Re: OT: How I learned to stop worrying and love software patents
Michael K. Edwards wrote:
> I see your "weasel-words" and raise you "horse-pucky". You are
> impugning the intelligence and integrity of a whole class of dedicated
> public servants, whose actions are subject to more public scrutiny
> that any other branch of government, on pure hearsay. Tell me what
> cases you would have decided differently and why -- taking into
> account the actual constraints of statutory language and stare decisis
> -- and then we can talk about where the error lies on the spectrum
> from ignorance to corruption.
Hmm. Sticking to patents for the time being, let's note that no court
bothered to actually test whether the patent or copyright system falls
within the Constitutional power to "promote the Progress of Science and
the Useful Arts". Given this, Diamond v. Chakrabarty is wrongly
decided; it rules that the Congressional intent to allow "anything under
the sun that is made by man" to be patentable subject matter is correct,
and furthermore that it is the principle by which questions of
patentable subject matter should be interpreted. But that's a issue of
major legal philosophy.
Well, here's a nice simple one for you.
Diamond v. Diehr was wrongly decided; it overturned Parker v. Flook for
no particularly good reason, and didn't even have the decency to admit it.
"Respondents' claims must be considered as a whole, it being
inappropriate to dissect the claims into old and new elements and then
to ignore the presence of the old elements in the analysis."
This might have been avoided had the following actually been true: "In
this case, it may later be determined that the respondents' process is
not deserving of patent protection because it fails to satisfy the
statutory conditions of novelty under 102 or nonobviousness under 103";
however, footnote 33 of the dissent makes clear that this was not the case.
The patent consisted of combining a number of preexisting devices ---
including the preexisting temperature sensors -- in a way which was not
just obvious, but pretty much unavoidable -- everything in the industry
points to it like a laser. Given the description of the problem, *I*
would have come up with it, and I don't know the first thing about the
The rejection of the Flook method of claim analysis actually rejected
precedents dating back to 1854, as noted by Stevens in the dissent.
Stevens's dissenting opinion is spot-on. As usual for his later work.
AT&T v. Excel was decided wrongly, of course.
This court, unlike previous ones, didn't bother to look up the meaning
of the terms "formula", "algorithm", or "equation", which can only be
described as ignorance. But that's a small matter.
'Thus, the Alappat inquiry simply requires an examination of the
contested claims to see if the claimed subject matter as a whole is a
disembodied mathematical concept representing nothing more than a "law
of nature" or an "abstract idea," or if the mathematical concept has
been reduced to some practical application rendering it "useful."'
Yep, this is perfectly parallel to arguments allowing patentable
artwork. I invent a unique piece of artwork, but if I render it
"useful", it's not a "law of nature" or an "abstract idea".

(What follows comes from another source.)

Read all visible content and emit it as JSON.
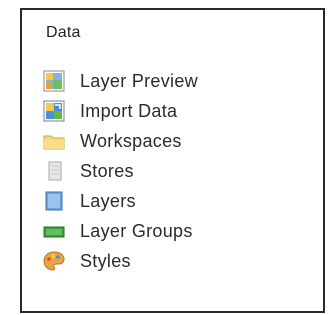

"In Alappat , we held that more than an abstract idea was claimed
because the claimed invention as a whole was directed toward forming a
specific machine that produced the useful, concrete, and tangible result
of a smooth waveform display."
Yep, my invention as a whole produces the useful, concrete, and tangible
result of a pretty picture on a screen.
This is the bottom of the slippery slope, as someone wrote in Spectrum.
Of course, the broad patentable subject matter wouldn't be nearly as
serious a problem if the requirement of non-obviousness/non-triviality
had any teeth. But it doesn't.
In Re Sang Su Lee, Teleflex v. KSR and the entire line of cases which
demand specific suggestions in a particular written reference to
determine obviousness are wrongly decided. (And they aren't compelled
by the Supreme Court precedents, either.) I actually think this line of
cases has done much more serious damage to the patent system than
anything else -- it's the primary reason for the substantial drop in
patent quality. Patent examiners know that if they reject a patent for
obviousness without demonstrating exactly why it's obvious with
voluminous written references, they will be overturned. It's very hard
to prove something "obvious" now, and very very easy to get it declared
Your choice whether this is incompetence or corruption, but it's
definitely one or the other.
The number of patents overturned on obviousness grounds has dropped from
the historical 30-40% to nearly nothing -- and it's not because fewer
are being filed. :-P